The owner and inventor obtain exclusive rights of Design Registration. The inventor is granted permission to use the design for a term of 10 years, with the option to increase the time period for another five years. In the event of infringement, the owner has the right to seek legal assistance under the Design Act. The Designs Act of 2000 and the associated Designs Rules of 2001 govern the entire process of Design Registration.
The term "design" refers to the unique elements of shape, structure, patterns, or embellishments, or composition of lines or hues, or combinations thereof, given to a product, which may be 2 dimensional, 3 dimensional, or both, by any manufacturing technique or mode. The design process can be manual, mechanical, mechanized, or chemical, and it can be separate or all-inclusive, as long as the end product appeals to and can be recognized only by the sight.
The Purpose of obtaining the design registration under the Designs Act is to safeguard a novel or an innovative design so created which is to be applied to a specific article under manufacturing process through an Industrial Process or mode. The primary goal of acquiring a design registration is to ensure that the artisan, inventor, craftsman, engineer, or designer of a design with a distinctive appeal is not cheated out of his rightful reward by copycats who may attempt to utilise his design on their own products.
A creative industrial design starts with the development of fresh and original product characteristics that may be recognised by the particular shape, formation, patterns, beautifying, and mix of such shapes or hues used. At first glance, an extraordinary design at its completed form delights to the eye. It has a strong favourable influence on the market's customers.
Here are some of the most important reasons why a company requires a Design Registration:
Design applications can be divided into two categories:
A regular application does not make a priority claim.
A reciprocity application asserts priority over a previous application submitted in a convention country.

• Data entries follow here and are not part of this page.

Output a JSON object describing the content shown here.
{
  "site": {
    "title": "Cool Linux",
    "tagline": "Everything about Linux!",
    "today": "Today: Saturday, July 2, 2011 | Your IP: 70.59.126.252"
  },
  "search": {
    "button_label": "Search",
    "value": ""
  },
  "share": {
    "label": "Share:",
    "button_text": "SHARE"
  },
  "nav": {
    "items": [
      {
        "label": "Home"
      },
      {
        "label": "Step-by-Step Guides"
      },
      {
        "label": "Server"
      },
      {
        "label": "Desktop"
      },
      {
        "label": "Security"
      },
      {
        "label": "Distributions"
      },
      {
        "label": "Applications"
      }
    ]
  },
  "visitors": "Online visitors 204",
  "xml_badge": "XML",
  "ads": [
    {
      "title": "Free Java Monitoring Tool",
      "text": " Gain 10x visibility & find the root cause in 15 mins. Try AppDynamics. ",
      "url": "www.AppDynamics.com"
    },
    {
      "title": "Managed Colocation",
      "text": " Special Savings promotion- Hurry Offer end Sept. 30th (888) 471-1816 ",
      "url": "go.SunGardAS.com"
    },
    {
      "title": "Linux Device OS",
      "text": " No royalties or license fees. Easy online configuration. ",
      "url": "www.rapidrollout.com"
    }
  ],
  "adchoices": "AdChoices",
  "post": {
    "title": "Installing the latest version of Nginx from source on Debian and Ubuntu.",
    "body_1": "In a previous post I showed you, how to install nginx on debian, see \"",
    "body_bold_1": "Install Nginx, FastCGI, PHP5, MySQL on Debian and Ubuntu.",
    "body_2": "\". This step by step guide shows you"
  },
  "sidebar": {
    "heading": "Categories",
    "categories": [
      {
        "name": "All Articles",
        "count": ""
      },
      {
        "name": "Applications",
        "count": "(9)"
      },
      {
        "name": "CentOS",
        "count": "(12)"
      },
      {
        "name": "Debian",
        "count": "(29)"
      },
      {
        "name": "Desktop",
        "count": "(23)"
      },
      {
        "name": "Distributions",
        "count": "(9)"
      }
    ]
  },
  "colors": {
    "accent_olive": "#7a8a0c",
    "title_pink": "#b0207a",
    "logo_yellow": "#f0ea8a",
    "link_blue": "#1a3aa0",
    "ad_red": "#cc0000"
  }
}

Within six months after the date of filing in the convention nation, the application must be lodged in India. The 6-month timeframe cannot be extended.

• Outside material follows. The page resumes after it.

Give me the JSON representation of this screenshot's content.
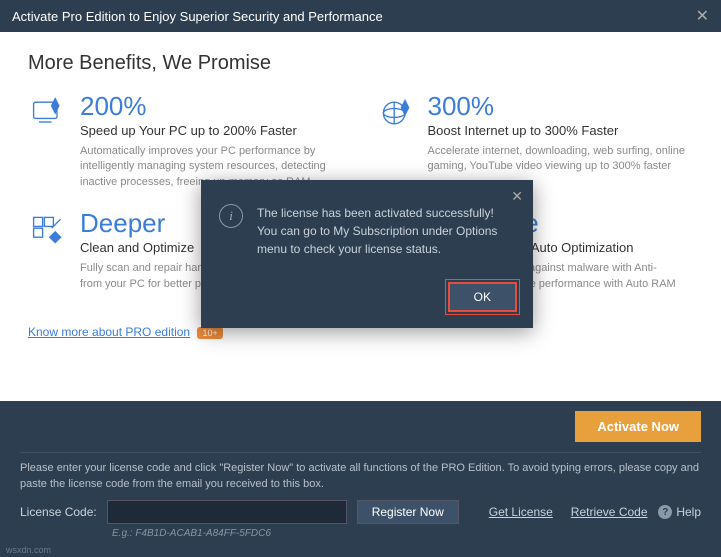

There is no question that registering a design gives a company a distinct selling point. This means that a registered design gives a company entity's products a distinct personality and appearance from those of its competitors.
Because uniqueness is a major criterion for Design registration, the product must be appealing and distinct enough from others to encourage innovation and healthy competition.
The Design Registration process prevents other companies from copying, reproducing, selling, or distributing their items with the same design as the original.
The items with registered designs are worldwide exclusive, meaning they have never been published in any WTO member country and have never been utilised in India.
Another significant advantage of registering a design is that it only appeals to the general public and is rated exclusively on the basis of appearance.
A certificate of design registration is valid for ten years. After the validity period has expired, the validity can be renewed for another 5 years.